(The following is a guest entry by Dr. Elizabeth Economy from the Council on Foreign Relations.)
It was with a mix of trepidation and anticipation that I read Dambisa Moyo’s newly-released book, Winner Take All: China’s Race for Resources and What it Means for the World: trepidation because my colleague Michael Levi and I are currently finishing a book on China’s resource quest; and anticipation because it is actually fun to read a book on a topic on which you are writing … as long, of course, as it doesn’t say exactly what you planned to say.
Dr. Moyo begins strongly by laying out three of the central issues surrounding China’s resource quest: “the economic implications of China’s ascendancy as the lead buyer of the world’s resources”; “China’s growing financial reach and its implications for the workings of the global commodity markets”; and “the social and political implications of China’s quest for resources.” To these, I might only add the geo-strategic implications surrounding China’s resource drive. (There are a few pages devoted to summarizing Michael Klare’s work (subscription required) on resource scarcity and conflict toward the end of the book, but the China story is not really explored.)Enjoying this article? Click here to subscribe for full access. Just $5 a month.
While Moyo identifies these three issues as the central themes of her book, as the book progressed, it takes on other broad issues, namely: what are the factors that drive global resource scarcity? What do other countries—particularly the United States—need to do to address the global resource challenge? I think Moyo does a particularly good job throughout the book with the first of these two additional themes, laying out the range of factors—population growth, urbanization, the stockpiling of resources, and speculation, among others—that contributes to global resource scarcity and describing how China plays into each of these drivers of scarcity. However, as a result, the book appears less a China-driven story than one of global resource scarcity writ large, and only secondarily China’s role within that.
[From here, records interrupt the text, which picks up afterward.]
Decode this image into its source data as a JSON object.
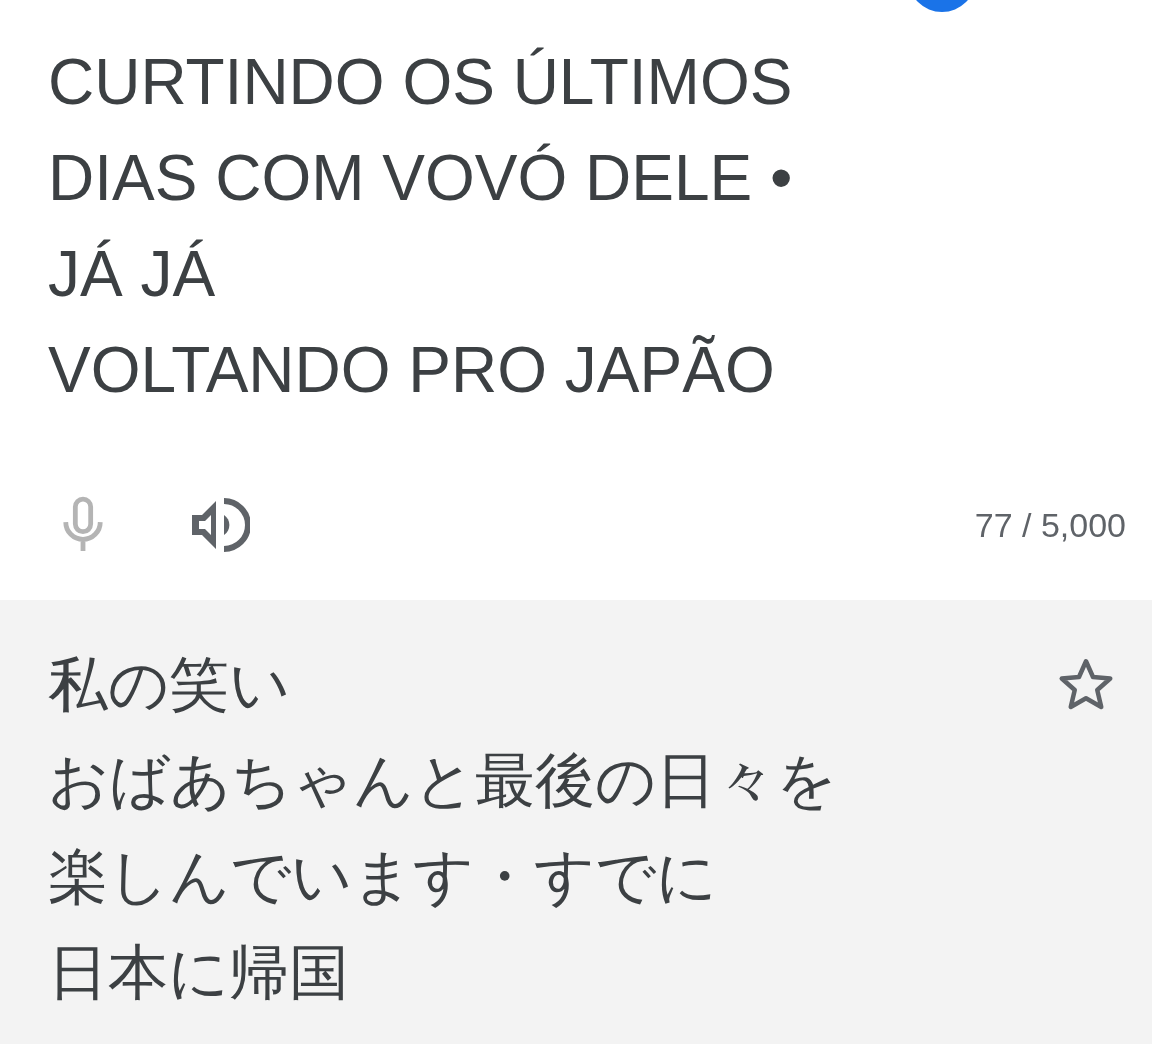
{
  "source": {
    "lines": [
      "CURTINDO OS ÚLTIMOS",
      "DIAS COM VOVÓ DELE •",
      "JÁ JÁ",
      "VOLTANDO PRO JAPÃO"
    ],
    "char_count": "77 / 5,000"
  },
  "translation": {
    "lines": [
      "私の笑い",
      "おばあちゃんと最後の日々を",
      "楽しんでいます・すでに",
      "日本に帰国"
    ],
    "starred": false
  }
}
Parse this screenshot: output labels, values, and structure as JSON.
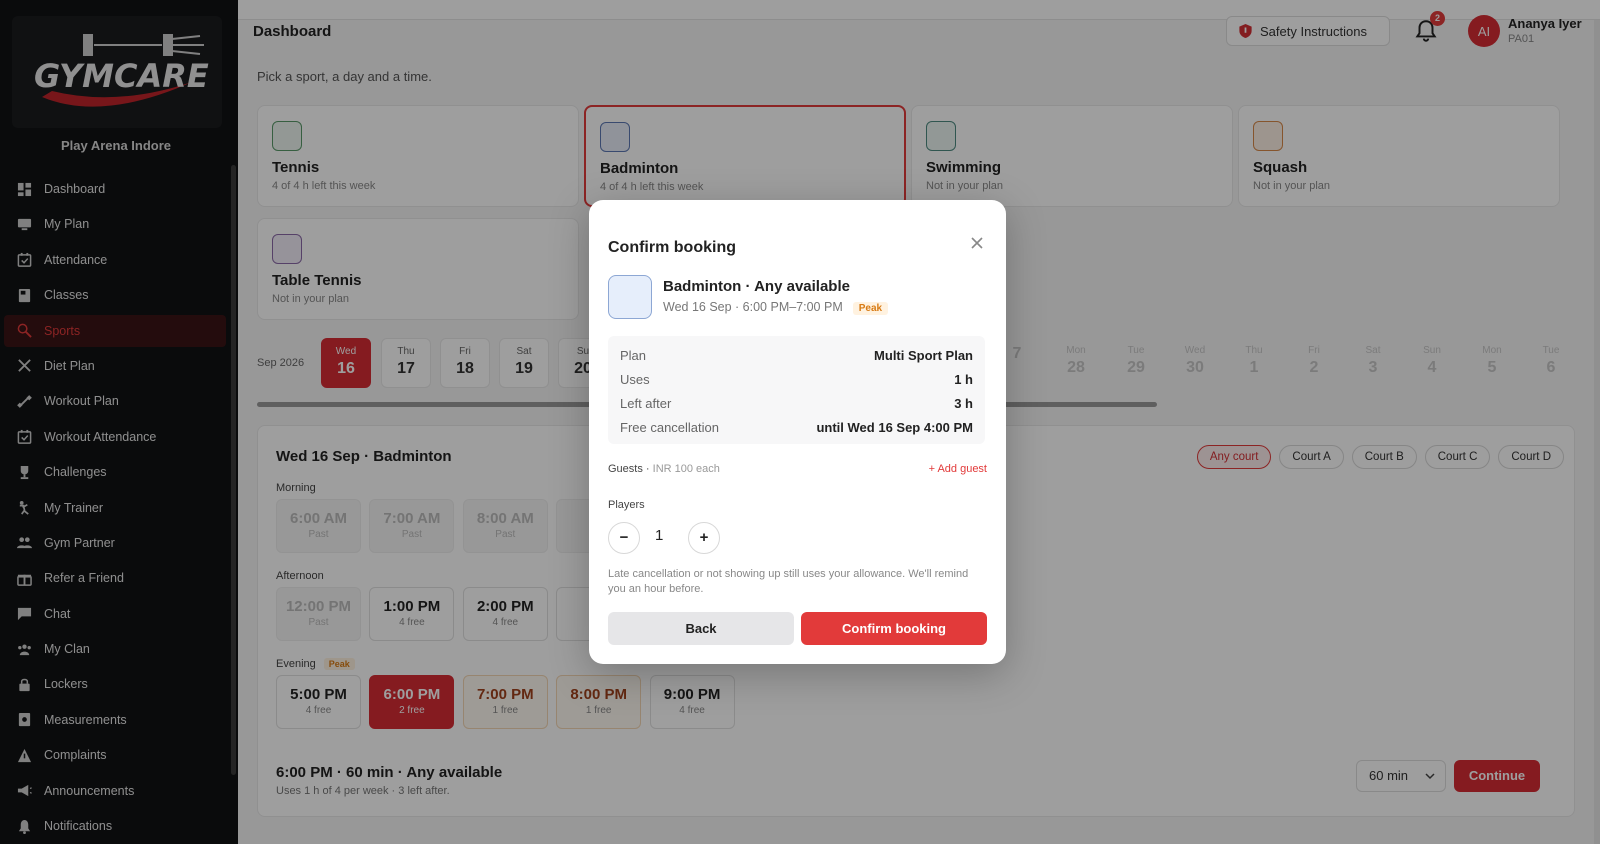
{
  "sidebar": {
    "logo_text": "GYMCARE",
    "arena_name": "Play Arena Indore",
    "items": [
      {
        "label": "Dashboard",
        "icon": "dashboard-icon",
        "active": false
      },
      {
        "label": "My Plan",
        "icon": "plan-icon",
        "active": false
      },
      {
        "label": "Attendance",
        "icon": "calendar-check-icon",
        "active": false
      },
      {
        "label": "Classes",
        "icon": "book-icon",
        "active": false
      },
      {
        "label": "Sports",
        "icon": "sports-icon",
        "active": true
      },
      {
        "label": "Diet Plan",
        "icon": "fork-knife-icon",
        "active": false
      },
      {
        "label": "Workout Plan",
        "icon": "dumbbell-icon",
        "active": false
      },
      {
        "label": "Workout Attendance",
        "icon": "calendar-check-icon",
        "active": false
      },
      {
        "label": "Challenges",
        "icon": "trophy-icon",
        "active": false
      },
      {
        "label": "My Trainer",
        "icon": "trainer-icon",
        "active": false
      },
      {
        "label": "Gym Partner",
        "icon": "people-icon",
        "active": false
      },
      {
        "label": "Refer a Friend",
        "icon": "gift-icon",
        "active": false
      },
      {
        "label": "Chat",
        "icon": "chat-icon",
        "active": false
      },
      {
        "label": "My Clan",
        "icon": "group-icon",
        "active": false
      },
      {
        "label": "Lockers",
        "icon": "lock-icon",
        "active": false
      },
      {
        "label": "Measurements",
        "icon": "ruler-icon",
        "active": false
      },
      {
        "label": "Complaints",
        "icon": "warning-icon",
        "active": false
      },
      {
        "label": "Announcements",
        "icon": "megaphone-icon",
        "active": false
      },
      {
        "label": "Notifications",
        "icon": "bell-icon",
        "active": false
      }
    ]
  },
  "header": {
    "title": "Dashboard",
    "safety_label": "Safety Instructions",
    "notification_count": "2",
    "user_initials": "AI",
    "user_name": "Ananya Iyer",
    "user_id": "PA01"
  },
  "page": {
    "subtitle": "Pick a sport, a day and a time."
  },
  "sports": [
    {
      "name": "Tennis",
      "sub": "4 of 4 h left this week",
      "color": "#5a9a6a",
      "bg": "#eef6f0",
      "selected": false
    },
    {
      "name": "Badminton",
      "sub": "4 of 4 h left this week",
      "color": "#5c78b3",
      "bg": "#e8eef9",
      "selected": true
    },
    {
      "name": "Swimming",
      "sub": "Not in your plan",
      "color": "#4e8b82",
      "bg": "#ecf5f3",
      "selected": false
    },
    {
      "name": "Squash",
      "sub": "Not in your plan",
      "color": "#d98a4a",
      "bg": "#fdf1e6",
      "selected": false
    },
    {
      "name": "Table Tennis",
      "sub": "Not in your plan",
      "color": "#8b6aa8",
      "bg": "#f3eef8",
      "selected": false
    }
  ],
  "calendar": {
    "month_label": "Sep 2026",
    "days": [
      {
        "dow": "Wed",
        "num": "16",
        "selected": true
      },
      {
        "dow": "Thu",
        "num": "17"
      },
      {
        "dow": "Fri",
        "num": "18"
      },
      {
        "dow": "Sat",
        "num": "19"
      },
      {
        "dow": "Su",
        "num": "20"
      },
      {
        "dow": "",
        "num": "7"
      },
      {
        "dow": "Mon",
        "num": "28"
      },
      {
        "dow": "Tue",
        "num": "29"
      },
      {
        "dow": "Wed",
        "num": "30"
      },
      {
        "dow": "Thu",
        "num": "1"
      },
      {
        "dow": "Fri",
        "num": "2"
      },
      {
        "dow": "Sat",
        "num": "3"
      },
      {
        "dow": "Sun",
        "num": "4"
      },
      {
        "dow": "Mon",
        "num": "5"
      },
      {
        "dow": "Tue",
        "num": "6"
      }
    ]
  },
  "slots": {
    "title": "Wed 16 Sep · Badminton",
    "courts": [
      "Any court",
      "Court A",
      "Court B",
      "Court C",
      "Court D"
    ],
    "morning_label": "Morning",
    "afternoon_label": "Afternoon",
    "evening_label": "Evening",
    "peak_label": "Peak",
    "morning": [
      {
        "time": "6:00 AM",
        "status": "Past",
        "kind": "past"
      },
      {
        "time": "7:00 AM",
        "status": "Past",
        "kind": "past"
      },
      {
        "time": "8:00 AM",
        "status": "Past",
        "kind": "past"
      },
      {
        "time": "9:",
        "status": "",
        "kind": "past"
      }
    ],
    "afternoon": [
      {
        "time": "12:00 PM",
        "status": "Past",
        "kind": "past"
      },
      {
        "time": "1:00 PM",
        "status": "4 free",
        "kind": "normal"
      },
      {
        "time": "2:00 PM",
        "status": "4 free",
        "kind": "normal"
      },
      {
        "time": "3:",
        "status": "",
        "kind": "normal"
      }
    ],
    "evening": [
      {
        "time": "5:00 PM",
        "status": "4 free",
        "kind": "normal"
      },
      {
        "time": "6:00 PM",
        "status": "2 free",
        "kind": "selected"
      },
      {
        "time": "7:00 PM",
        "status": "1 free",
        "kind": "peak"
      },
      {
        "time": "8:00 PM",
        "status": "1 free",
        "kind": "peak"
      },
      {
        "time": "9:00 PM",
        "status": "4 free",
        "kind": "normal"
      }
    ],
    "summary_title": "6:00 PM · 60 min · Any available",
    "summary_sub": "Uses 1 h of 4 per week · 3 left after.",
    "duration": "60 min",
    "continue_label": "Continue"
  },
  "modal": {
    "title": "Confirm booking",
    "sport_line": "Badminton · Any available",
    "time_line": "Wed 16 Sep · 6:00 PM–7:00 PM",
    "peak": "Peak",
    "details": [
      {
        "key": "Plan",
        "value": "Multi Sport Plan"
      },
      {
        "key": "Uses",
        "value": "1 h"
      },
      {
        "key": "Left after",
        "value": "3 h"
      },
      {
        "key": "Free cancellation",
        "value": "until Wed 16 Sep 4:00 PM"
      }
    ],
    "guests_label": "Guests",
    "guests_fee": "INR 100 each",
    "add_guest": "+ Add guest",
    "players_label": "Players",
    "players_value": "1",
    "minus": "−",
    "plus": "+",
    "note": "Late cancellation or not showing up still uses your allowance. We'll remind you an hour before.",
    "back_label": "Back",
    "confirm_label": "Confirm booking"
  },
  "colors": {
    "accent": "#e23a3a",
    "sidebar_bg": "#111214",
    "peak": "#d87b14"
  }
}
The biggest miss in the book for me was the lack of any on-the-ground interviews or deeper data dive. For example, Moyo repeatedly stresses China’s ability to tie up resources because it “makes friends with its hosts.” She cites favorable assessments of Chinese diplomacy in a 2007 Pew poll in Africa to support her claim, asserting that nothing should have changed since then. Of course, a lot of things can change in five years, and in fact, they have. In 2011, Michael Sata was elected President of Zambia, running in part on an anti-China platform. And one need look no further than China’s position with its neighbors in Southeast Asia, where Beijing’s efforts to assert sovereignty over the resources in the South China Sea have resulted in a dramatic downturn in relations. Interviews would have enabled Moyo, as well, to offer more nuance in her assessment of others’ arguments concerning environmental, labor, and safety violations by Chinese resource firms—claims she largely dismisses or says that there is no real way to evaluate. Certainly China’s Renminbi diplomacy and good works have earned it friends, but further exploration of protests in Vietnam, Zambia, Papua New Guinea, and Peru, among others, probably would have led Dr. Moyo to revise her assessment that it is simply enough to lend money to make friends.
A few smaller issues also nagged at me throughout the book. First, Dr. Moyo occasionally makes somewhat confusing and potentially misleading assertions. For example, at one point she describes China’s position as the largest foreign holder of U.S. debt as an example of “Chinese largesse”; and later claims that “China has lent vast amounts of money to the U.S. government in return for virtually unshackled access to the U.S. market.” She also suggests that China’s poverty statistic of 16 percent when compared with a U.S. poverty statistic of 15 percent signifies that China’s economic standards rival those of the West. None of these assertions is really borne out under any scrutiny.
There are also some small factual errors or misses. She claims, for example, that U.S. politicians halted the purchase of Unocal by CNOOC in 2005. In fact, CNOOC withdrew its bid, believing—probably correctly—that the bid would be barred. The distinction may be small, but it does exist. Moyo also asks why China buys coal from places such as Australia, when it has so much itself. The answer is straight-forward: The Chinese are buying Australian coal because it is higher quality, burning more efficiently and cleanly than much of China’s coal.
Finally, I was a bit puzzled by the conclusion. Titled “Clear and Present Danger,” the final chapter barely mentions China, except to say that China is the only country with the foresight to take action in the face of an impending global resource crisis. What needs to be done appears to rest overwhelmingly on the shoulders of other countries. Dr. Moyo argues, for example, that the United States should scale back its military spending and redirect the money to R&D. This may be a useful recommendation to explore further—but it seems out of place as the conclusion to a book about China’s role in a world of global resource scarcity.
In the end, I found Dr. Moyo’s book intriguing—not for the answers it provides but rather because it raises some important issues and makes some challenging and interesting assertions with regard to those issues. It is provocative if not always prescient.
Elizabeth C. Economy is C.V. Starr Senior Fellow and Director for Asia Studies at the Council on Foreign Relations. She is an expert on Chinese domestic and foreign policy and U.S.-China relations and author of the award-winning book, 'The River Runs Black: The Environmental Challenge to China's Future.' She blogs at Asia Unbound, where this piece originally appeared.